**Assignment:** Reproduce the listing that follows so that each line matches the original exactly.

**Given data:**
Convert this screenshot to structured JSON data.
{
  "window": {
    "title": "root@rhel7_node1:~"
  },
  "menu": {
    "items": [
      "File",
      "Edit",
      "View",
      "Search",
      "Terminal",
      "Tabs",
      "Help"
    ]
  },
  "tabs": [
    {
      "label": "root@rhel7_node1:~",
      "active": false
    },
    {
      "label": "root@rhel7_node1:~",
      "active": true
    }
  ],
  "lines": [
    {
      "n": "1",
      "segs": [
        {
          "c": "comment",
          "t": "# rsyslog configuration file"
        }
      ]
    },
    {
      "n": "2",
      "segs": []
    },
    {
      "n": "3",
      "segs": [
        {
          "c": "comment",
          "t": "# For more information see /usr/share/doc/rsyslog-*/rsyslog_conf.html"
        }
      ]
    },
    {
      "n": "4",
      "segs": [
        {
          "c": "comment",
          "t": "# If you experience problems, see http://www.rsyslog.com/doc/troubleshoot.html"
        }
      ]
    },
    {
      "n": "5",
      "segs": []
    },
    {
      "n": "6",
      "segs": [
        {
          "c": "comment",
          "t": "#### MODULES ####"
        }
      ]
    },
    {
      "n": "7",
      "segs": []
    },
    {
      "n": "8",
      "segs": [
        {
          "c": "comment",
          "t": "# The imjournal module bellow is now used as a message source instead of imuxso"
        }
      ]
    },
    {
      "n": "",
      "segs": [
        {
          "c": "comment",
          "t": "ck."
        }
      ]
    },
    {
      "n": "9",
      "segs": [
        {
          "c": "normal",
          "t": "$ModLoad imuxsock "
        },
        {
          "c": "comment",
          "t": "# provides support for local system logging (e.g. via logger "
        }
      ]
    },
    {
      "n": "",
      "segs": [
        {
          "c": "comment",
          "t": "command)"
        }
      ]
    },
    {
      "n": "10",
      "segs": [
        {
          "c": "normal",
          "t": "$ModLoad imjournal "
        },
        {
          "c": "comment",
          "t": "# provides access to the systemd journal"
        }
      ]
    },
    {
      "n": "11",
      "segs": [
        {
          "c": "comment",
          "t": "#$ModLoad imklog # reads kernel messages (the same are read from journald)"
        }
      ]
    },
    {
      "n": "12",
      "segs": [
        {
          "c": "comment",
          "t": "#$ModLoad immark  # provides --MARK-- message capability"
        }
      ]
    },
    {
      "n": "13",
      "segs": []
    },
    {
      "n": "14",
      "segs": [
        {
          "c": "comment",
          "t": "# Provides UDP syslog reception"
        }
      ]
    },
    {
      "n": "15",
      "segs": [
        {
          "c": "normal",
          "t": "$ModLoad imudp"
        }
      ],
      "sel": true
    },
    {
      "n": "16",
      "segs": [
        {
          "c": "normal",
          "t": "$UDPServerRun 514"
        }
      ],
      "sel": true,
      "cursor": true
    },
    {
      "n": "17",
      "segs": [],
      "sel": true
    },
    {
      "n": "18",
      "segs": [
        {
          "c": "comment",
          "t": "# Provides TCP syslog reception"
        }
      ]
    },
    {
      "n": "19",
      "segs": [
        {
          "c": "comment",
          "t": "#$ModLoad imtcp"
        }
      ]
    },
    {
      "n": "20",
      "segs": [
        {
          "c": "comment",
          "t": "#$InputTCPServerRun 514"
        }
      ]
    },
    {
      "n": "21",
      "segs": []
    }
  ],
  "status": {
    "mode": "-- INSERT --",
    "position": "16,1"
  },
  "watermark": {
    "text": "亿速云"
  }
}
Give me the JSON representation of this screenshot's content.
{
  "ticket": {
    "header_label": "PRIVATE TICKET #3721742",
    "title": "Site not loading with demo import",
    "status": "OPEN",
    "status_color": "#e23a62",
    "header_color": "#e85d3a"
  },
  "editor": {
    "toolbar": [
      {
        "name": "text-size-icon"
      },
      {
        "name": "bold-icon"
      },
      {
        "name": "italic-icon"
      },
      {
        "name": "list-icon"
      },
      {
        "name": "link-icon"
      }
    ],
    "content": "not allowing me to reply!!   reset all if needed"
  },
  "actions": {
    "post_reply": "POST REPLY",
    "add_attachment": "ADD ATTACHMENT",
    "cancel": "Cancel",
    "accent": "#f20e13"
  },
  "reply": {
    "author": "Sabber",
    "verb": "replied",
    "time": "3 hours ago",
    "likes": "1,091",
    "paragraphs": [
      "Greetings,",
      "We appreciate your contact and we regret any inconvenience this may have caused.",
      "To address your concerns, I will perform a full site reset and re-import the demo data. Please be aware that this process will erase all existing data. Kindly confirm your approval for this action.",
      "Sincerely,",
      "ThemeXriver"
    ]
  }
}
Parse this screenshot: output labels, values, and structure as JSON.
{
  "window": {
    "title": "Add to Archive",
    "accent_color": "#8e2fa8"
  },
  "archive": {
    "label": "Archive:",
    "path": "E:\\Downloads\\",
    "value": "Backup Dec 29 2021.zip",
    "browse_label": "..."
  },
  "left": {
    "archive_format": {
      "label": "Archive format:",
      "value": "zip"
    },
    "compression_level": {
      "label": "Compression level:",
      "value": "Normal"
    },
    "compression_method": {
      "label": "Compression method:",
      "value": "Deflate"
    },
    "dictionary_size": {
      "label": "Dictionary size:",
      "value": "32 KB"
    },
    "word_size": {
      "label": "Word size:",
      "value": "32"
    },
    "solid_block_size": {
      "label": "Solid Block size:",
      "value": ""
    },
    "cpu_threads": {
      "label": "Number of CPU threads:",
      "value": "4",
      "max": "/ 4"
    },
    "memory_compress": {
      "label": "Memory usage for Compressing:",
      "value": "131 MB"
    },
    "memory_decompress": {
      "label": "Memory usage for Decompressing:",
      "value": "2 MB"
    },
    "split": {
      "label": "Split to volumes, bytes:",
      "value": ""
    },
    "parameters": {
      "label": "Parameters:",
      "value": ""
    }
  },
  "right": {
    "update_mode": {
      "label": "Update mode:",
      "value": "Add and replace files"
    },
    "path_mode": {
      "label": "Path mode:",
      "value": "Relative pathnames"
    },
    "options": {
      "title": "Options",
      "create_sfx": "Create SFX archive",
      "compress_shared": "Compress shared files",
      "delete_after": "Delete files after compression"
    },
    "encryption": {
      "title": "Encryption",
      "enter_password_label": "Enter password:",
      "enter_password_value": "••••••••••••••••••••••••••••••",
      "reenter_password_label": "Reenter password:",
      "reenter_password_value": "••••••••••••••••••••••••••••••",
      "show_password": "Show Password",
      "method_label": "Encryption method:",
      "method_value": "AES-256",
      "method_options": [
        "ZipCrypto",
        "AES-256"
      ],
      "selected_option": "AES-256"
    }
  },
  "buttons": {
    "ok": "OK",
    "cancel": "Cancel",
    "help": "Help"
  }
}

**Answer:**
Convert this screenshot to structured JSON data.
{
  "window": {
    "title": "root@rhel7_node1:~"
  },
  "menu": {
    "items": [
      "File",
      "Edit",
      "View",
      "Search",
      "Terminal",
      "Tabs",
      "Help"
    ]
  },
  "tabs": [
    {
      "label": "root@rhel7_node1:~",
      "active": false
    },
    {
      "label": "root@rhel7_node1:~",
      "active": true
    }
  ],
  "lines": [
    {
      "n": "1",
      "segs": [
        {
          "c": "comment",
          "t": "# rsyslog configuration file"
        }
      ]
    },
    {
      "n": "2",
      "segs": []
    },
    {
      "n": "3",
      "segs": [
        {
          "c": "comment",
          "t": "# For more information see /usr/share/doc/rsyslog-*/rsyslog_conf.html"
        }
      ]
    },
    {
      "n": "4",
      "segs": [
        {
          "c": "comment",
          "t": "# If you experience problems, see http://www.rsyslog.com/doc/troubleshoot.html"
        }
      ]
    },
    {
      "n": "5",
      "segs": []
    },
    {
      "n": "6",
      "segs": [
        {
          "c": "comment",
          "t": "#### MODULES ####"
        }
      ]
    },
    {
      "n": "7",
      "segs": []
    },
    {
      "n": "8",
      "segs": [
        {
          "c": "comment",
          "t": "# The imjournal module bellow is now used as a message source instead of imuxso"
        }
      ]
    },
    {
      "n": "",
      "segs": [
        {
          "c": "comment",
          "t": "ck."
        }
      ]
    },
    {
      "n": "9",
      "segs": [
        {
          "c": "normal",
          "t": "$ModLoad imuxsock "
        },
        {
          "c": "comment",
          "t": "# provides support for local system logging (e.g. via logger "
        }
      ]
    },
    {
      "n": "",
      "segs": [
        {
          "c": "comment",
          "t": "command)"
        }
      ]
    },
    {
      "n": "10",
      "segs": [
        {
          "c": "normal",
          "t": "$ModLoad imjournal "
        },
        {
          "c": "comment",
          "t": "# provides access to the systemd journal"
        }
      ]
    },
    {
      "n": "11",
      "segs": [
        {
          "c": "comment",
          "t": "#$ModLoad imklog # reads kernel messages (the same are read from journald)"
        }
      ]
    },
    {
      "n": "12",
      "segs": [
        {
          "c": "comment",
          "t": "#$ModLoad immark  # provides --MARK-- message capability"
        }
      ]
    },
    {
      "n": "13",
      "segs": []
    },
    {
      "n": "14",
      "segs": [
        {
          "c": "comment",
          "t": "# Provides UDP syslog reception"
        }
      ]
    },
    {
      "n": "15",
      "segs": [
        {
          "c": "normal",
          "t": "$ModLoad imudp"
        }
      ],
      "sel": true
    },
    {
      "n": "16",
      "segs": [
        {
          "c": "normal",
          "t": "$UDPServerRun 514"
        }
      ],
      "sel": true,
      "cursor": true
    },
    {
      "n": "17",
      "segs": [],
      "sel": true
    },
    {
      "n": "18",
      "segs": [
        {
          "c": "comment",
          "t": "# Provides TCP syslog reception"
        }
      ]
    },
    {
      "n": "19",
      "segs": [
        {
          "c": "comment",
          "t": "#$ModLoad imtcp"
        }
      ]
    },
    {
      "n": "20",
      "segs": [
        {
          "c": "comment",
          "t": "#$InputTCPServerRun 514"
        }
      ]
    },
    {
      "n": "21",
      "segs": []
    }
  ],
  "status": {
    "mode": "-- INSERT --",
    "position": "16,1"
  },
  "watermark": {
    "text": "亿速云"
  }
}
Give me the JSON representation of this screenshot's content.
{
  "ticket": {
    "header_label": "PRIVATE TICKET #3721742",
    "title": "Site not loading with demo import",
    "status": "OPEN",
    "status_color": "#e23a62",
    "header_color": "#e85d3a"
  },
  "editor": {
    "toolbar": [
      {
        "name": "text-size-icon"
      },
      {
        "name": "bold-icon"
      },
      {
        "name": "italic-icon"
      },
      {
        "name": "list-icon"
      },
      {
        "name": "link-icon"
      }
    ],
    "content": "not allowing me to reply!!   reset all if needed"
  },
  "actions": {
    "post_reply": "POST REPLY",
    "add_attachment": "ADD ATTACHMENT",
    "cancel": "Cancel",
    "accent": "#f20e13"
  },
  "reply": {
    "author": "Sabber",
    "verb": "replied",
    "time": "3 hours ago",
    "likes": "1,091",
    "paragraphs": [
      "Greetings,",
      "We appreciate your contact and we regret any inconvenience this may have caused.",
      "To address your concerns, I will perform a full site reset and re-import the demo data. Please be aware that this process will erase all existing data. Kindly confirm your approval for this action.",
      "Sincerely,",
      "ThemeXriver"
    ]
  }
}
Parse this screenshot: output labels, values, and structure as JSON.
{
  "window": {
    "title": "Add to Archive",
    "accent_color": "#8e2fa8"
  },
  "archive": {
    "label": "Archive:",
    "path": "E:\\Downloads\\",
    "value": "Backup Dec 29 2021.zip",
    "browse_label": "..."
  },
  "left": {
    "archive_format": {
      "label": "Archive format:",
      "value": "zip"
    },
    "compression_level": {
      "label": "Compression level:",
      "value": "Normal"
    },
    "compression_method": {
      "label": "Compression method:",
      "value": "Deflate"
    },
    "dictionary_size": {
      "label": "Dictionary size:",
      "value": "32 KB"
    },
    "word_size": {
      "label": "Word size:",
      "value": "32"
    },
    "solid_block_size": {
      "label": "Solid Block size:",
      "value": ""
    },
    "cpu_threads": {
      "label": "Number of CPU threads:",
      "value": "4",
      "max": "/ 4"
    },
    "memory_compress": {
      "label": "Memory usage for Compressing:",
      "value": "131 MB"
    },
    "memory_decompress": {
      "label": "Memory usage for Decompressing:",
      "value": "2 MB"
    },
    "split": {
      "label": "Split to volumes, bytes:",
      "value": ""
    },
    "parameters": {
      "label": "Parameters:",
      "value": ""
    }
  },
  "right": {
    "update_mode": {
      "label": "Update mode:",
      "value": "Add and replace files"
    },
    "path_mode": {
      "label": "Path mode:",
      "value": "Relative pathnames"
    },
    "options": {
      "title": "Options",
      "create_sfx": "Create SFX archive",
      "compress_shared": "Compress shared files",
      "delete_after": "Delete files after compression"
    },
    "encryption": {
      "title": "Encryption",
      "enter_password_label": "Enter password:",
      "enter_password_value": "••••••••••••••••••••••••••••••",
      "reenter_password_label": "Reenter password:",
      "reenter_password_value": "••••••••••••••••••••••••••••••",
      "show_password": "Show Password",
      "method_label": "Encryption method:",
      "method_value": "AES-256",
      "method_options": [
        "ZipCrypto",
        "AES-256"
      ],
      "selected_option": "AES-256"
    }
  },
  "buttons": {
    "ok": "OK",
    "cancel": "Cancel",
    "help": "Help"
  }
}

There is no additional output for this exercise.